Sri Lanka

The real economic growth rate for 2001 was -1.4% which is the worst economic growth rate since the founding of the nation of Sri Lanka in 1948. This is because the global economic depression caused export stagnation in the manufacturing industry in Sri Lanka, a sudden rise in food prices in Sri Lanka due to an extended drought since 2000 in the country, and the lack of domestic political stability, as evidenced by civil strife and terrorism. It is thought that the economy will recover slightly due to an increase in investment and employment opportunities and a fall in the inflation rate in 2002.
The rate of increase in production output in the construction industry for fiscal 2001 was 2.5%, while its share of the GDP was 7.26%. Even though the growth rate for the construction sector has fallen, it is the only sector to achieve positive growth out of all their industries. However, it is thought that awareness of the importance of the construction industry and development work in the country has not increased much.
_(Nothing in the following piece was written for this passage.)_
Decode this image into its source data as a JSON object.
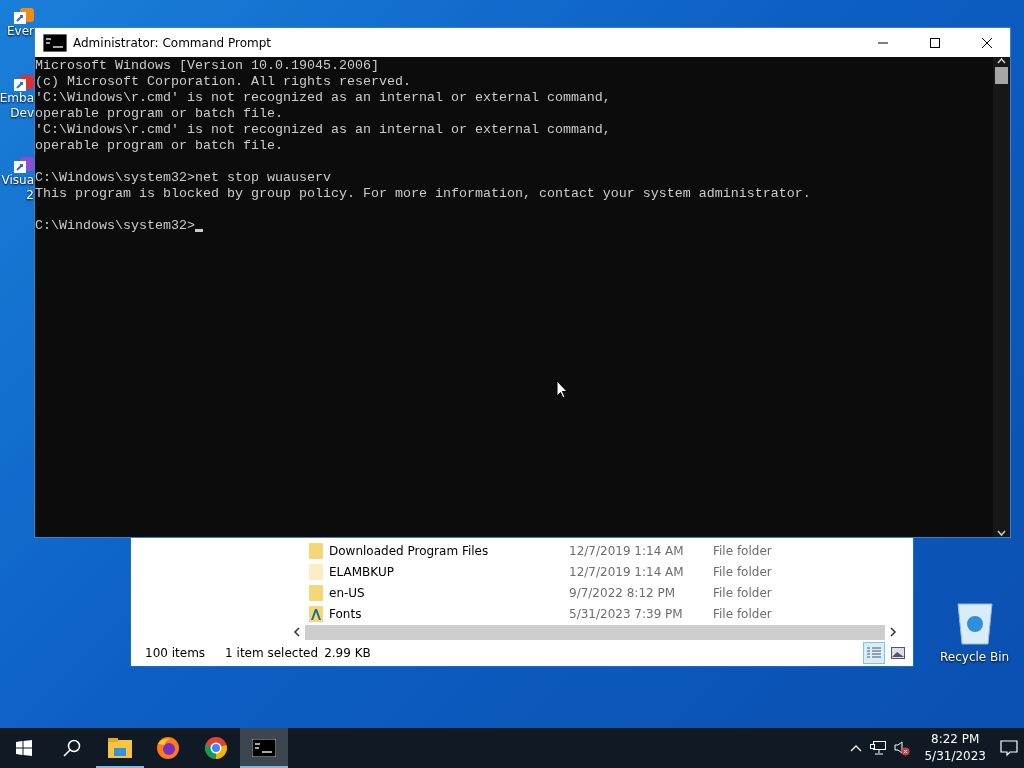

Areas requiring future improvement can be described as the small business volume and that foreign construction companies cannot operate in the country.
Possible measures for future development of the construction industry are as follows:
1) Official adoption and promotion of domestic development plan
2) Establishment of a construction industry authority and agency
3) Adoption of standardized construction-related documents
4) Adoption of appropriate financial mechanisms to avoid delays in payment to service providers
5) Establishment of material storage to cope with the urgent demand for construction materials
6) Establishment of a research and development fund, and construction of technology database
7) Implementation of regulations for foreign construction companies and consultants
8) Regular communication on contract procedures between stakeholders
9) Establishment of accumulated reserve fund construction assurance and aid for banks and construction companies
10) Training workers in the construction industry and revision of their salary conditions

8th Asia Construct Conference